→ **Work instructions**:
Apart from the images, reproduce every record word for word.
*** Begin section ***
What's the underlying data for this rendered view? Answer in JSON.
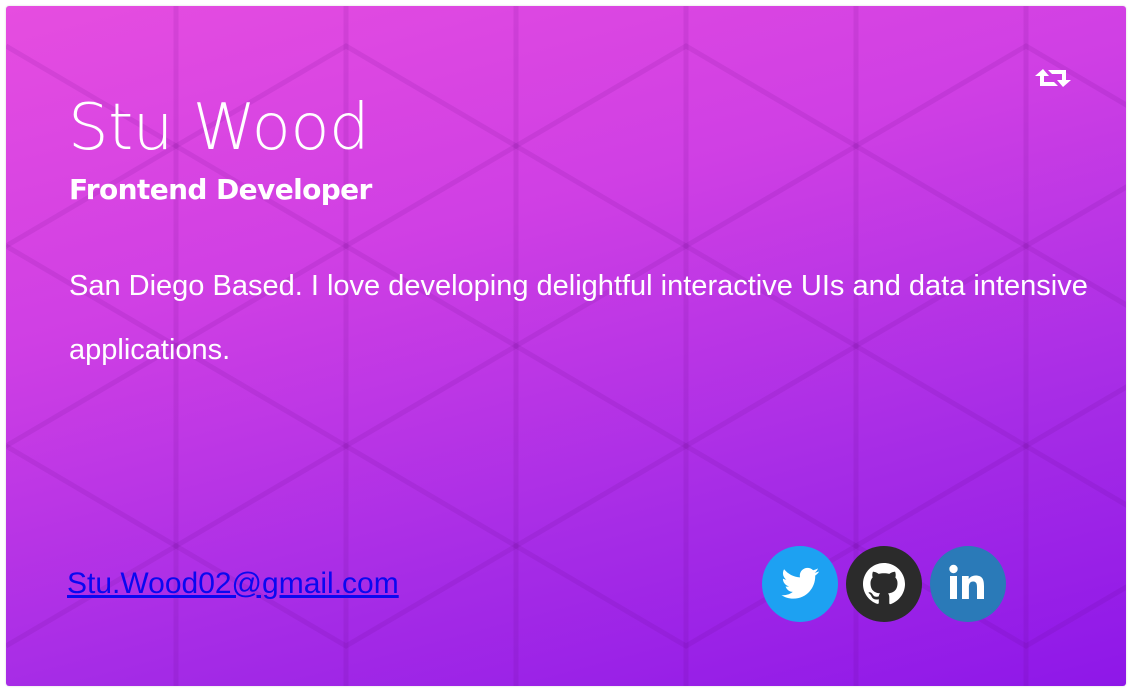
{
  "profile": {
    "name": "Stu Wood",
    "role": "Frontend Developer",
    "bio": "San Diego Based. I love developing delightful interactive UIs and data intensive applications.",
    "email": "Stu.Wood02@gmail.com"
  },
  "icons": {
    "flip": "retweet-icon",
    "twitter": "twitter-icon",
    "github": "github-icon",
    "linkedin": "linkedin-icon"
  },
  "colors": {
    "gradient_top": "#e64de0",
    "gradient_bottom": "#8e17e8",
    "text": "#ffffff",
    "email_link": "#0a08f0",
    "twitter": "#1da1f2",
    "github": "#2b2b2b",
    "linkedin": "#2a7ab8"
  }
}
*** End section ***
→ **Task output**:
What's the underlying data for this rendered view? Answer in JSON.
{
  "profile": {
    "name": "Stu Wood",
    "role": "Frontend Developer",
    "bio": "San Diego Based. I love developing delightful interactive UIs and data intensive applications.",
    "email": "Stu.Wood02@gmail.com"
  },
  "icons": {
    "flip": "retweet-icon",
    "twitter": "twitter-icon",
    "github": "github-icon",
    "linkedin": "linkedin-icon"
  },
  "colors": {
    "gradient_top": "#e64de0",
    "gradient_bottom": "#8e17e8",
    "text": "#ffffff",
    "email_link": "#0a08f0",
    "twitter": "#1da1f2",
    "github": "#2b2b2b",
    "linkedin": "#2a7ab8"
  }
}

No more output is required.